Waiting for the green man at a road crossing. Wearing a seat belt. Drinking water.
You probably do all these things to stay alive without a second thought.
So, why is it we're so reluctant to add the occasional 'smear test' to the list of life-saving actions?
Look, nobody exactly runs to the doctors asking to whip off their pants in front of a stranger, put their legs in stirrups and chat about the weather while a healthcare professional examines their nether regions.
But neither does anyone ask for human papilloma virus (HPV), cryotherapy or life-threatening diseases.
According to Jo's Cervical Cancer Trust – the UK's only dedicated cervical cancer charity – smear tests saves 5,000 lives a year in the UK and prevent a staggering 75 per cent of cervical cancers from developing.
Sadly, embarrassment, of all things, is the leading cause for women failing to attend vital smear tests.
Ahead of Cervical Cancer Prevention Week (22-28 January), the cervical cancer charity has released new research which found almost three quarters (72 per cent) of 25-29 year olds surveyed admitting to feeling uncomfortable getting undressed in front of doctors or nurses.
According to the research, 51 per cent of the women surveyed admitted to having delayed or missed their smear tests, with almost one quarter admitting they postponed their appointment for over a year.
Almost one in ten revealing they've never even attended one.
You wouldn't miss a hair, nail or dentist appointment, so there's no excuse for missing a test that could potentially save your life.
Reasons for not attending smear tests, according to the research, include worrying it would be embarrassing, painful, feeling uncomfortable removing clothing, body confidence issues and worrying how their genitals might look.
Well, for starters, you can stop being so concerned about a doctor or nurse seeing your vagina because they really couldn't care less at the fact you're naked.
Claire Lavelle, a junior doctor from The Wirral, says: 'As a woman, I've been in this situation and I'm hyper-aware that it can be uncomfortable.

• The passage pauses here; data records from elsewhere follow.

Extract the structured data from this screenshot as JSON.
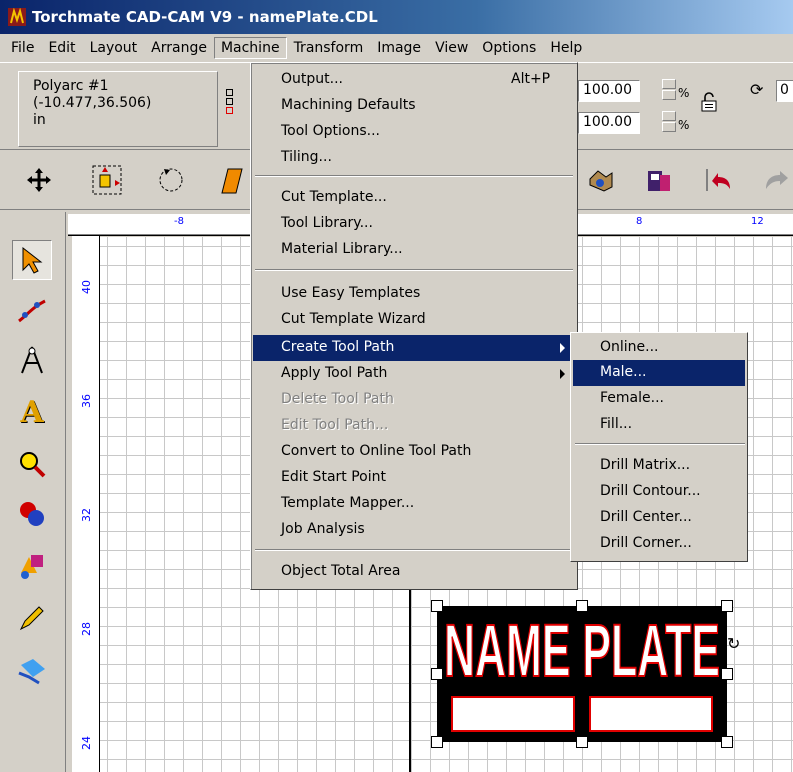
{
  "window": {
    "title": "Torchmate CAD-CAM V9 - namePlate.CDL"
  },
  "menubar": [
    "File",
    "Edit",
    "Layout",
    "Arrange",
    "Machine",
    "Transform",
    "Image",
    "View",
    "Options",
    "Help"
  ],
  "selection": {
    "name": "Polyarc #1",
    "coords": "(-10.477,36.506)",
    "units": "in"
  },
  "scale": {
    "x": "100.00",
    "y": "100.00",
    "pct": "%"
  },
  "rotate": {
    "value": "0"
  },
  "ruler": {
    "h_labels": [
      "-8",
      "8",
      "12"
    ],
    "v_labels": [
      "40",
      "36",
      "32",
      "28",
      "24"
    ]
  },
  "machine_menu": {
    "items": [
      {
        "label": "Output...",
        "accel": "Alt+P"
      },
      {
        "label": "Machining Defaults"
      },
      {
        "label": "Tool Options..."
      },
      {
        "label": "Tiling..."
      },
      {
        "label": "Cut Template..."
      },
      {
        "label": "Tool Library..."
      },
      {
        "label": "Material Library..."
      },
      {
        "label": "Use Easy Templates"
      },
      {
        "label": "Cut Template Wizard"
      },
      {
        "label": "Create Tool Path"
      },
      {
        "label": "Apply Tool Path"
      },
      {
        "label": "Delete Tool Path"
      },
      {
        "label": "Edit Tool Path..."
      },
      {
        "label": "Convert to Online Tool Path"
      },
      {
        "label": "Edit Start Point"
      },
      {
        "label": "Template Mapper..."
      },
      {
        "label": "Job Analysis"
      },
      {
        "label": "Object Total Area"
      }
    ]
  },
  "create_tool_path_submenu": {
    "items": [
      "Online...",
      "Male...",
      "Female...",
      "Fill...",
      "Drill Matrix...",
      "Drill Contour...",
      "Drill Center...",
      "Drill Corner..."
    ]
  },
  "canvas": {
    "nameplate_text": "NAME PLATE"
  },
  "colors": {
    "highlight": "#0a246a",
    "accent_red": "#e00000",
    "ruler_text": "#0000ff"
  }
}
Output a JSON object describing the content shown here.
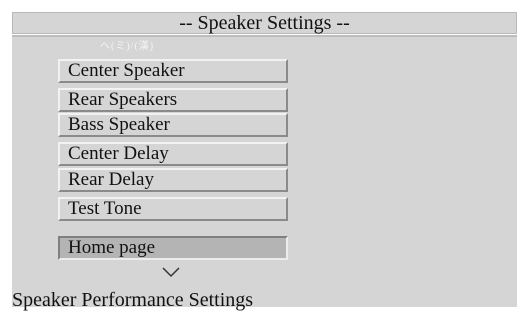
{
  "header": {
    "title": "-- Speaker Settings --"
  },
  "watermark": {
    "text": "ヘ(ミ)/(漢)"
  },
  "menu": {
    "items": [
      {
        "label": "Center Speaker"
      },
      {
        "label": "Rear Speakers"
      },
      {
        "label": "Bass Speaker"
      },
      {
        "label": "Center Delay"
      },
      {
        "label": "Rear Delay"
      },
      {
        "label": "Test Tone"
      }
    ],
    "home": {
      "label": "Home page"
    }
  },
  "footer": {
    "description": "Speaker Performance Settings"
  },
  "colors": {
    "panel": "#d5d5d5",
    "selected": "#b4b4b4",
    "text": "#111111"
  },
  "icons": {
    "scroll": "chevron-down-icon"
  }
}
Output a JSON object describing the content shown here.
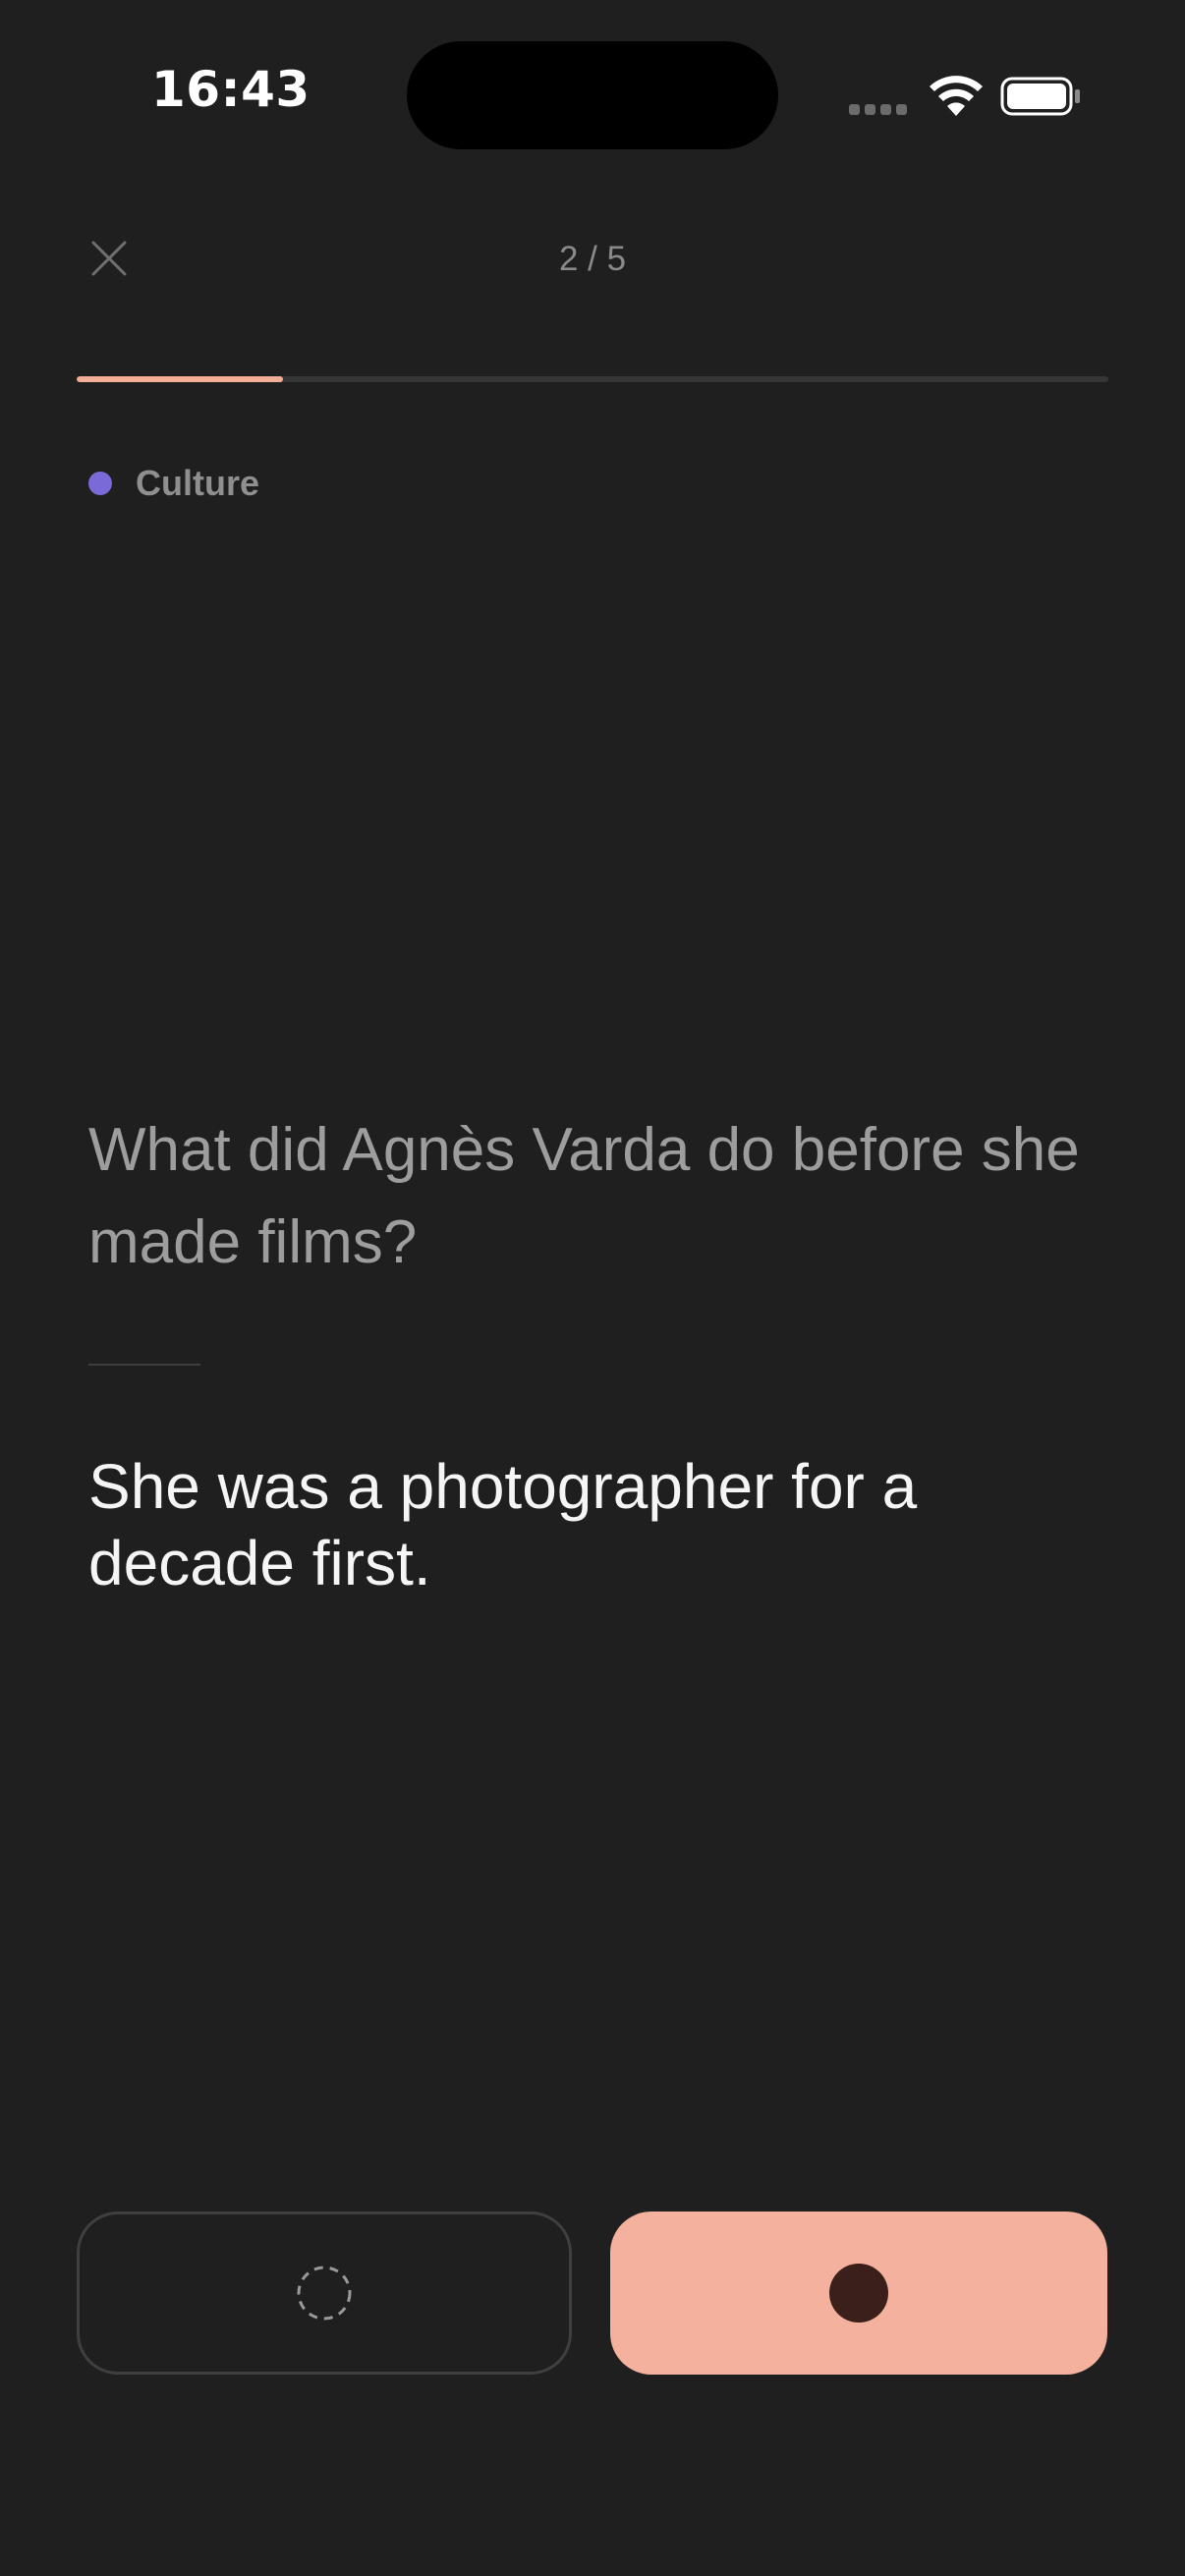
{
  "status_bar": {
    "time": "16:43",
    "icons": [
      "cellular-signal-icon",
      "wifi-icon",
      "battery-icon"
    ]
  },
  "header": {
    "close_icon": "close-icon",
    "counter": "2 / 5",
    "progress": {
      "current": 2,
      "total": 5,
      "fill_fraction": 0.2
    }
  },
  "card": {
    "category": {
      "label": "Culture",
      "color": "#7a6ad8"
    },
    "question": "What did Agnès Varda do before she made films?",
    "answer": "She was a photographer for a decade first."
  },
  "actions": {
    "left_button": {
      "icon": "dashed-circle-icon"
    },
    "right_button": {
      "icon": "record-dot-icon",
      "color": "#f4b19d"
    }
  },
  "colors": {
    "background": "#1f1f1f",
    "accent": "#f4ae98"
  }
}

As a doctor, my main concern is to try and be as gentle and quick as possible for the woman. We're not looking or judging at all, we're just focussing on our job.
'The last thing I would ever want to do is make someone feel awkward so my main focus is to help the patient relax. The more tense they are, the more uncomfortable the test can be,' she adds.

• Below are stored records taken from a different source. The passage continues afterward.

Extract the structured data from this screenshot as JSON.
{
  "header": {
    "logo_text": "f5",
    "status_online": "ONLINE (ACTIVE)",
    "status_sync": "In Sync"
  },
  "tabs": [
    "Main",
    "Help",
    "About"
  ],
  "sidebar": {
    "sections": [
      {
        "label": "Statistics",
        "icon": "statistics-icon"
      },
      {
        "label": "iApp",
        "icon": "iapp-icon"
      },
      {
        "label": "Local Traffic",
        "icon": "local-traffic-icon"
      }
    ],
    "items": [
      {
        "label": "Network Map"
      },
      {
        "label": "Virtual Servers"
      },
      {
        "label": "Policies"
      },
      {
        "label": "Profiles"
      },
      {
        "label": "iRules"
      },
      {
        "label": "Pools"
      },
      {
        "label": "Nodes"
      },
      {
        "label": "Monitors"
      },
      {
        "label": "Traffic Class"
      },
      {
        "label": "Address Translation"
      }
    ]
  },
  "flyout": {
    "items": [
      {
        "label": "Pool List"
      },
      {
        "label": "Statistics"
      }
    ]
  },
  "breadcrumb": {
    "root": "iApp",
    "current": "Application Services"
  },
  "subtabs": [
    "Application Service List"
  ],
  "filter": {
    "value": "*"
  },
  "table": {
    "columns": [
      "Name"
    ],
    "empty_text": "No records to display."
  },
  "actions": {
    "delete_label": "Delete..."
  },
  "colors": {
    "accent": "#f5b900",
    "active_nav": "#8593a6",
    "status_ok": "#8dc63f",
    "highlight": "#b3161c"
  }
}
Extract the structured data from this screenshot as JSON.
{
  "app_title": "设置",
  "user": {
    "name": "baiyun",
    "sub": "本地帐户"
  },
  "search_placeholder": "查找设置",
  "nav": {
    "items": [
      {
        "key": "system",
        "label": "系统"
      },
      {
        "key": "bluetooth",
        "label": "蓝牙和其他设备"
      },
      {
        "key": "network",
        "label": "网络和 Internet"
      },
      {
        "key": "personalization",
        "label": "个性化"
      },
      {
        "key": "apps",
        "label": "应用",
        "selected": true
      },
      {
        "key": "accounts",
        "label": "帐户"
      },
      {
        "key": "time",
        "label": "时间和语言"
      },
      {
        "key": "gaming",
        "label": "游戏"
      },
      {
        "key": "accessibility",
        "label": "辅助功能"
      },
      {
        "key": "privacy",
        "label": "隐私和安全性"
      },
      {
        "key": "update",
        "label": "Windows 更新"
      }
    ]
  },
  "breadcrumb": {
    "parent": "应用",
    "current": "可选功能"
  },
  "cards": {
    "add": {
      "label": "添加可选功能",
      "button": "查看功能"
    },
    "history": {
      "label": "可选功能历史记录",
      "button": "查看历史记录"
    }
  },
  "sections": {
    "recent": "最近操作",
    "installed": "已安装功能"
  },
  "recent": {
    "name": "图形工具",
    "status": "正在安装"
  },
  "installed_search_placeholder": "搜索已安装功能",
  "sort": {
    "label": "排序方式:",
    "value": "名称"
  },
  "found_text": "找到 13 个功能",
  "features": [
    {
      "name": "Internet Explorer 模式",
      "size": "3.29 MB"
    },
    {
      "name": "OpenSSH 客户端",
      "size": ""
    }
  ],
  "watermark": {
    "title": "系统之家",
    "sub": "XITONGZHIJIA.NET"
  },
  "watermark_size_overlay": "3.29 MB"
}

Let's not forget that cervical cancer is one of the only preventable cancers, providing it is caught in time.
We're not looking or judging at all, we're just focussing on our job.

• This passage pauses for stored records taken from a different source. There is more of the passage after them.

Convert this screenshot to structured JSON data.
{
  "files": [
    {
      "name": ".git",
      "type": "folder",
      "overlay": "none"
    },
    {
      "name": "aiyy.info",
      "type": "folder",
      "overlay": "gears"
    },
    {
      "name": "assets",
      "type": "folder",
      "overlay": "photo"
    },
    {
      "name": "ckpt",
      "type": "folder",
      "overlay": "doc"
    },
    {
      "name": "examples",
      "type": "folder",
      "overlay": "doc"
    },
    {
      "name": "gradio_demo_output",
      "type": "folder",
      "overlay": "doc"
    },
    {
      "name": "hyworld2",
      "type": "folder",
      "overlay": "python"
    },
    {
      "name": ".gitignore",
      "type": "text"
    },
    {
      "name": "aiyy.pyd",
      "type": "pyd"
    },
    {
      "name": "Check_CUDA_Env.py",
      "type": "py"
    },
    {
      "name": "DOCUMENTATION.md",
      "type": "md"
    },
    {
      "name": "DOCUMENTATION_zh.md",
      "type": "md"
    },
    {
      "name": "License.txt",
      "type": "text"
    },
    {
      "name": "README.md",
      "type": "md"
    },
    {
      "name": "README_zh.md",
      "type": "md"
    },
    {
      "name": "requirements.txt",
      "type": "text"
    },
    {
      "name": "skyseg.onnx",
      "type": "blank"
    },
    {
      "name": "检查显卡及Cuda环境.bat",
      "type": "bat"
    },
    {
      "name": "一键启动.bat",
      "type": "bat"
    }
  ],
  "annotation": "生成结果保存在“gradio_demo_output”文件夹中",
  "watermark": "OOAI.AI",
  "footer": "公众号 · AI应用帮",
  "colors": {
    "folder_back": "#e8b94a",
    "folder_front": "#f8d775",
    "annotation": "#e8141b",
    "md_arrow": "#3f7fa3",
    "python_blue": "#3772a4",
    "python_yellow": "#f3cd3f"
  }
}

Robert Music, Chief Executive of Jo's Cervical Cancer Trust, says: 'Smear tests prevent 75 per cent of cervical cancers from developing yet over 220,000 of the 25-29 year olds invited for a smear test in England in the last year did not attend.
'Every woman is invited for a smear test from the age of 25 and this test can literally save a life. We want to ensure smear tests are not something women are ashamed or scared of talking about, or do not think are important to attend,' he adds.
According to Patient, cancer of the cervix is now only the seventeenth most common cancer in women in the UK, whereas across the world it is the third or fourth most common cancer.
And, according to Jo's Cervical Cancer Trust, 90 and 94 per cent of all screening results come back normal, with no abnormalities found.
While the chance of a smear test coming back identifying cell abnormality is rare, of course, it is a possibility and one that might be putting women off attending a test for fear of 'what might be'.
And yes, there is the so-called risk of a test presenting 'false positives' – a diagnosis of abnormal cells when, in fact, they're perfectly healthy – that might result in further tests.
But, surely the benefit of preventing cervical cancer outweighs the chance you might, and we emphasize might, here – have unnecessary worry, or need to book in a few more tests?
A smear test shouldn't be an after-thought – it should be a priority.
If you need one, book one. Period.
Here's what else you need to know about smear tests:
How do I know if need one?
Firstly, you must be registered with a GP, who has your current address on file. The NHS' 'call and recall' system invites all women eligible for screening, normally via post.
Women in the UK are invited for cervical screenings between the ages of 25 and 64. Women aged 25–49 are invited every three years and women aged 50–64 are invited every five years.
What is a smear test?
According to Jo's Trust, a cervical screen test (also known as 'smear test') is an examination done to prevent, not diagnose cervical cancer. During the test, some cells are removed from the cervix, with a plastic brush known as a speculum.
The cells are then examined under a microscope to look any changes. 'If the test shows abnormal test does not mean you have cancer. It means you should have some treatment to stop you getting cancer,' reads the charity's website.
How long does the test last?
An appointment lasts approximately 20 minutes, with the test usually lasts up to three minutes.
What should I know before a screening?
- You shouldn't have sexual intercourse 24 hours before your screening
- Don't use a a tampon for at least two days before your screening
- You will need to cover yourself with a paper towel during the test but can wear a skirt during the test if you're feel embarrassed
- You can bring a family member or friend with you, if you wish
Jo's Trust's annual #SmearForSmear campaign, is encouraging women to share selfies to raise awareness about the importance of smear tests in order to prevent cervical cancer during Cervical Cancer Prevention week.